In the past week, President Obama, on the campaign trail, has tried to convince his audiences—and us as well—that he has been the most responsible spender in recent presidential history. He used as his proof an article written by someone who drew all his information from a presentation by Nancy Pelosi. Now there’s a solid source. In order to believe this spin, one has to place all 2009 spending on former President Bush. How can anyone do that? Well, since 2009 spending started under a Bush budget that began in 2008, surely it all belongs to him, right? Not when you actually look at the facts, which somehow elude our current leader. Bush never signed that budget: Obama did later. The faulty analysis also throws the stimulus bill onto Bush, even though it was an Obama enterprise from the start.
Don’t believe everything you hear from this president. In fact, don’t believe most of what you hear, especially now that the campaign is in full throttle. Let me be very clear [as Obama often says]: Obama and the Congress have added more than $5 trillion to the budget in less than four years. Bush added $4 trillion in eight years. As unadmirable as Bush’s record may be, it is the epitome of fiscal control when compared to Obama’s.
Every time Obama has sent his version of a budget to the Congress, it has been rejected unanimously—in other words, by both Republicans and Democrats:
Of course, one of the reasons the Democrat leadership has rejected Obama budgets is that it hasn’t been stellar at even considering budgets. The Senate, under Harry Reid’s leadership [?], hasn’t put forward a budget for a vote in over three years, despite a law requiring it.
So much for the concept of the rule of law.
How bad is the current fiscal situation? Here’s one way of understanding it that may bring it closer to home:
Yet what we are told about the deficit doesn’t take into account a deficit that is officially off-budget. We try to pretend it isn’t there, but it’s the biggest fiscal headache of all:
Unless something is done to deal with the root of the problem, we will become a financial basket-case. But every time someone—usually Republican—attempts to offer a plan to deal with it, Republicans are accused of wanting to throw granny off a cliff.
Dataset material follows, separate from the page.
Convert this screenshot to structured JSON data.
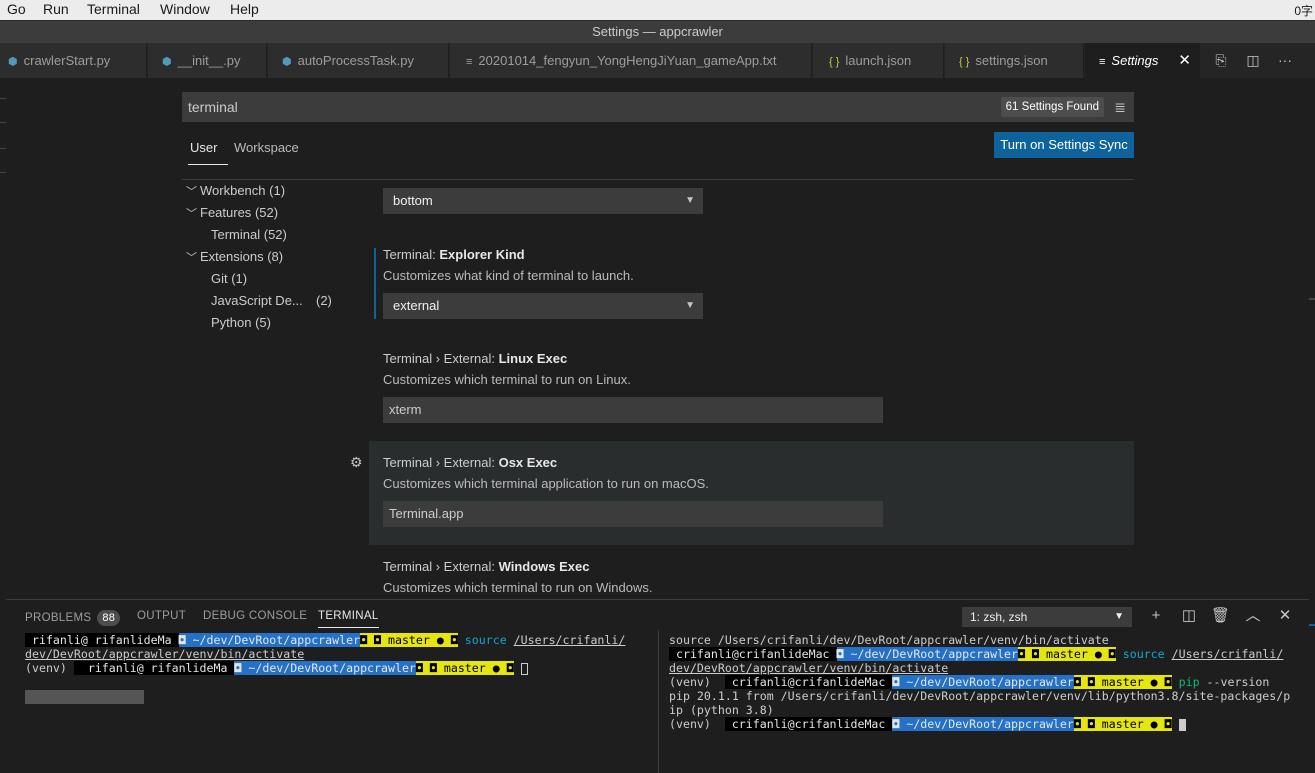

That type of political demagoguery is not new, but at the critical juncture at which we now stand, it is particularly irresponsible.
If you’ve been a reader of my blog for some time, you know Mitt Romney was not my preferred candidate, but I now have to hope, work, and pray for his election, if for no other reason than to remove the White House’s current temporary occupant. These last four years have been a disaster in more ways than I can take the time to enumerate today. Maybe someone who understands better how economics works can make a difference.